[WHAT YOU WILL DO]: Output every line below exactly.
━━━━━━━━━━━━━━━━━━━━━━━━━━━━━━
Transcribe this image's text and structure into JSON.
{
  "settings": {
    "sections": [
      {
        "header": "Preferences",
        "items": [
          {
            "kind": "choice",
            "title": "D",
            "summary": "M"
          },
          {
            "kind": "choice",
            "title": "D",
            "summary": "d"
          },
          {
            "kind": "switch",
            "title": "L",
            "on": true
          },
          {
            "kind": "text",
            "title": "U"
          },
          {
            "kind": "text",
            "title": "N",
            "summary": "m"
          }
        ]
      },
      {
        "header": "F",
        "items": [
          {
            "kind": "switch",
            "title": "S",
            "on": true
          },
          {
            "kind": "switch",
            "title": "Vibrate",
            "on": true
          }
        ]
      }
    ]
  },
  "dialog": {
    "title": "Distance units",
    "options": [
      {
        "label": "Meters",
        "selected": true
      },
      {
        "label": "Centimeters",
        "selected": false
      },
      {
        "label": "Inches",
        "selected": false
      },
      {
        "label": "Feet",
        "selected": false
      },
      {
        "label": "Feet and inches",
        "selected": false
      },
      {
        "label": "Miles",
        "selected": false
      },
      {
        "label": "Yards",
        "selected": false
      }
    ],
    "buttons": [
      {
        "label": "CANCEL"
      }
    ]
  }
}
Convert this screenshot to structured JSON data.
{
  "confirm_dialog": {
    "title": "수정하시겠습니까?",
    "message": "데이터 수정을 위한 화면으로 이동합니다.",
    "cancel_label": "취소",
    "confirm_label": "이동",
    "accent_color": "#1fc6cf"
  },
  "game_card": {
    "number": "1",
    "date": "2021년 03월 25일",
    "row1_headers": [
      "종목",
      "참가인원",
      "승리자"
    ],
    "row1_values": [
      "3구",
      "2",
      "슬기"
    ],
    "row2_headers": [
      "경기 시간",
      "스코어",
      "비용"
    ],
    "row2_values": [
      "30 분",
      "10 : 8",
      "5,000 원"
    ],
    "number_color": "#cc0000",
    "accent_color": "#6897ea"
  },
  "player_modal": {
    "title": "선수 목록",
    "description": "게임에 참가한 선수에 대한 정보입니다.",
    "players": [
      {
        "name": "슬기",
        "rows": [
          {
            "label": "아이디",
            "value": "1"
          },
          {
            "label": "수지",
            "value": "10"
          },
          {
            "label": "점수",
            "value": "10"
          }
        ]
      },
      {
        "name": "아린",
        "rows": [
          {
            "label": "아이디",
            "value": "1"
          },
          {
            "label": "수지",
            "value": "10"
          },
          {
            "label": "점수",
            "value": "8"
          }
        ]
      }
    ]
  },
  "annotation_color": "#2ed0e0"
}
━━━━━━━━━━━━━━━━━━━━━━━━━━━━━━
[ANSWER SPACE]:
Transcribe this image's text and structure into JSON.
{
  "settings": {
    "sections": [
      {
        "header": "Preferences",
        "items": [
          {
            "kind": "choice",
            "title": "D",
            "summary": "M"
          },
          {
            "kind": "choice",
            "title": "D",
            "summary": "d"
          },
          {
            "kind": "switch",
            "title": "L",
            "on": true
          },
          {
            "kind": "text",
            "title": "U"
          },
          {
            "kind": "text",
            "title": "N",
            "summary": "m"
          }
        ]
      },
      {
        "header": "F",
        "items": [
          {
            "kind": "switch",
            "title": "S",
            "on": true
          },
          {
            "kind": "switch",
            "title": "Vibrate",
            "on": true
          }
        ]
      }
    ]
  },
  "dialog": {
    "title": "Distance units",
    "options": [
      {
        "label": "Meters",
        "selected": true
      },
      {
        "label": "Centimeters",
        "selected": false
      },
      {
        "label": "Inches",
        "selected": false
      },
      {
        "label": "Feet",
        "selected": false
      },
      {
        "label": "Feet and inches",
        "selected": false
      },
      {
        "label": "Miles",
        "selected": false
      },
      {
        "label": "Yards",
        "selected": false
      }
    ],
    "buttons": [
      {
        "label": "CANCEL"
      }
    ]
  }
}
Convert this screenshot to structured JSON data.
{
  "confirm_dialog": {
    "title": "수정하시겠습니까?",
    "message": "데이터 수정을 위한 화면으로 이동합니다.",
    "cancel_label": "취소",
    "confirm_label": "이동",
    "accent_color": "#1fc6cf"
  },
  "game_card": {
    "number": "1",
    "date": "2021년 03월 25일",
    "row1_headers": [
      "종목",
      "참가인원",
      "승리자"
    ],
    "row1_values": [
      "3구",
      "2",
      "슬기"
    ],
    "row2_headers": [
      "경기 시간",
      "스코어",
      "비용"
    ],
    "row2_values": [
      "30 분",
      "10 : 8",
      "5,000 원"
    ],
    "number_color": "#cc0000",
    "accent_color": "#6897ea"
  },
  "player_modal": {
    "title": "선수 목록",
    "description": "게임에 참가한 선수에 대한 정보입니다.",
    "players": [
      {
        "name": "슬기",
        "rows": [
          {
            "label": "아이디",
            "value": "1"
          },
          {
            "label": "수지",
            "value": "10"
          },
          {
            "label": "점수",
            "value": "10"
          }
        ]
      },
      {
        "name": "아린",
        "rows": [
          {
            "label": "아이디",
            "value": "1"
          },
          {
            "label": "수지",
            "value": "10"
          },
          {
            "label": "점수",
            "value": "8"
          }
        ]
      }
    ]
  },
  "annotation_color": "#2ed0e0"
}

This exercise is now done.